As the first openly transgender pastor ordained in the Lutheran Church, I know the difficulty that comes from judgment, fear and bad science. Having spent the past thirteen years primarily working with the homeless and hungry in San Francisco, there have been moments when my family has raised eyebrows and perhaps wished my life was safer or easier to explain their Midwestern neighbors and friends.
As I slogged through the hard won battle with the Lutheran church to recognize LGBTQ pastors fully, there was something comforting about knowing there was a large community walking with me, supporting me and praying for me. Yet, as I listen to GOP Presidential hopefuls, conscientious objectors to vaccinations and chirpy talk shows blithely validate parental desires to prevent, repair or erase autism; I wonder where my community is.
Diagnosed on the autistic spectrum, with what used to be called Aspergers, my autism is one of the best things about me. While Aspergers is considered mild on the autistic spectrum, I believe my autism makes me more ethical and better at my job.
The ability to hyperfocus makes me extremely good at research and sticking with a task until it is complete. In 2014 this gift helped me publish 3 books, create an award winning illustrated documentary and create a succulent labyrinth garden at the church.
My literal thinking and joy of following ethical rules means problems society has unnecessarily complicated seem simple to me. I believe the solution to homelessness is housing and to hunger is food. These naïve assumptions compelled me to do my part and in 2014, I helped get nearly 1,000 homeless individuals eye exams and prescription eye glasses and received an honorable mention as an Unsung Hero of Compassion by His Holiness the Dali Lama.
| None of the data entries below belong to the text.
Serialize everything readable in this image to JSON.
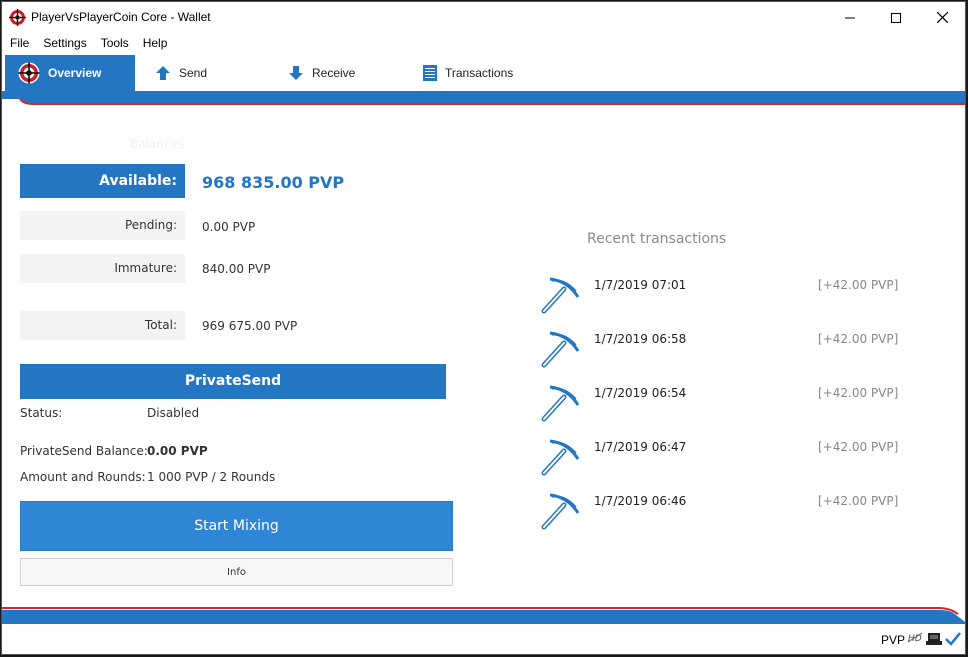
{
  "window": {
    "title": "PlayerVsPlayerCoin Core - Wallet",
    "icon": "app-logo-icon"
  },
  "menu": {
    "items": [
      "File",
      "Settings",
      "Tools",
      "Help"
    ]
  },
  "toolbar": {
    "tabs": [
      {
        "label": "Overview",
        "icon": "overview-icon",
        "active": true
      },
      {
        "label": "Send",
        "icon": "arrow-up-icon"
      },
      {
        "label": "Receive",
        "icon": "arrow-down-icon"
      },
      {
        "label": "Transactions",
        "icon": "list-icon"
      }
    ]
  },
  "balances": {
    "heading": "Balances",
    "available_label": "Available:",
    "available_value": "968 835.00 PVP",
    "pending_label": "Pending:",
    "pending_value": "0.00 PVP",
    "immature_label": "Immature:",
    "immature_value": "840.00 PVP",
    "total_label": "Total:",
    "total_value": "969 675.00 PVP"
  },
  "privatesend": {
    "title": "PrivateSend",
    "status_label": "Status:",
    "status_value": "Disabled",
    "balance_label": "PrivateSend Balance:",
    "balance_value": "0.00 PVP",
    "rounds_label": "Amount and Rounds:",
    "rounds_value": "1 000 PVP / 2 Rounds",
    "start_button": "Start Mixing",
    "info_button": "Info"
  },
  "recent": {
    "heading": "Recent transactions",
    "items": [
      {
        "date": "1/7/2019 07:01",
        "amount": "[+42.00 PVP]"
      },
      {
        "date": "1/7/2019 06:58",
        "amount": "[+42.00 PVP]"
      },
      {
        "date": "1/7/2019 06:54",
        "amount": "[+42.00 PVP]"
      },
      {
        "date": "1/7/2019 06:47",
        "amount": "[+42.00 PVP]"
      },
      {
        "date": "1/7/2019 06:46",
        "amount": "[+42.00 PVP]"
      }
    ]
  },
  "statusbar": {
    "unit": "PVP"
  },
  "colors": {
    "accent": "#2476c3",
    "stripe_red": "#d9232e"
  }
}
There are countless examples of people who excel at their jobs, because of autism. Having a brain that sees the world differently, may annoy and scare parents, but it helps our world become more innovative. Parents may wish their autistic kids were more social, but in a work situation these same behaviors might help a brilliant worker stay focused when office mates are gossiping and wasting hours on social networking sites.
If you’re still not on board with my ethical argument for autism, consider these two examples. First, consider the ethical impact of exposing children to the world’s most infectious, preventable disease. Now consider the ethical impact of an autistic child. Jenny McCarthy, the notorious parent of an autistic child, during her Dirty, Sexy, Funny show on Sirius XM, reported that her autistic son called the police on her when she was illegally texting and driving. McCarthy was unremorseful and shared that instead of ending the dangerous habit of texting while driving; she instead threw her son’s phone out the car window.
Rule following, when the rules are deemed ethical, is one of the “symptoms” of autism. Sounds horrible, right?
It took decades to discredit reparative therapies that sought to erase or retrain sexual and gender identities. Similar therapies for autistic children mask or hide characteristics of autism without the consent of the children living with autism. While it may be important for the parents of autistic children to force their children to be more sociable and to learn eye contact, we should also be able ethically talk about the harm this can kind of therapy can cause.
For example, some individuals with autism experience touch as painful. The therapeutic method sometimes used to eradicate this “symptom” from children is to hold them tight and not let go. The idea is that the child can learn to endure the pain. This method is repeated until the child stops exhibiting a negative response to being held.
We’ve decided it’s abusive to inflict physical pain on adults to get them to stop having a gay identity, why is it ok to inflict pain on children to prevent their autistic identity?
Some may argue that my space on the mild end of the autistic spectrum clouds my judgment on this issue. They may be right. But until autistic children are given the ability to advocate for their own needs and wishes, it may require high functioning autistic adults “coming out” to raise awareness on this issue.
Minimally, we miss the point when we limit our conversations about the measles outbreak to the question of whether or not parents can choose to vaccinate their kids. We must ethically question the motivations those of the parents, who go to dangerous lengths to try to eradicate autism from their children's lives. Like so many other kinds of diversity that teach us about what it means to be human, we should instead ask how we can learn from people living on the autistic spectrum.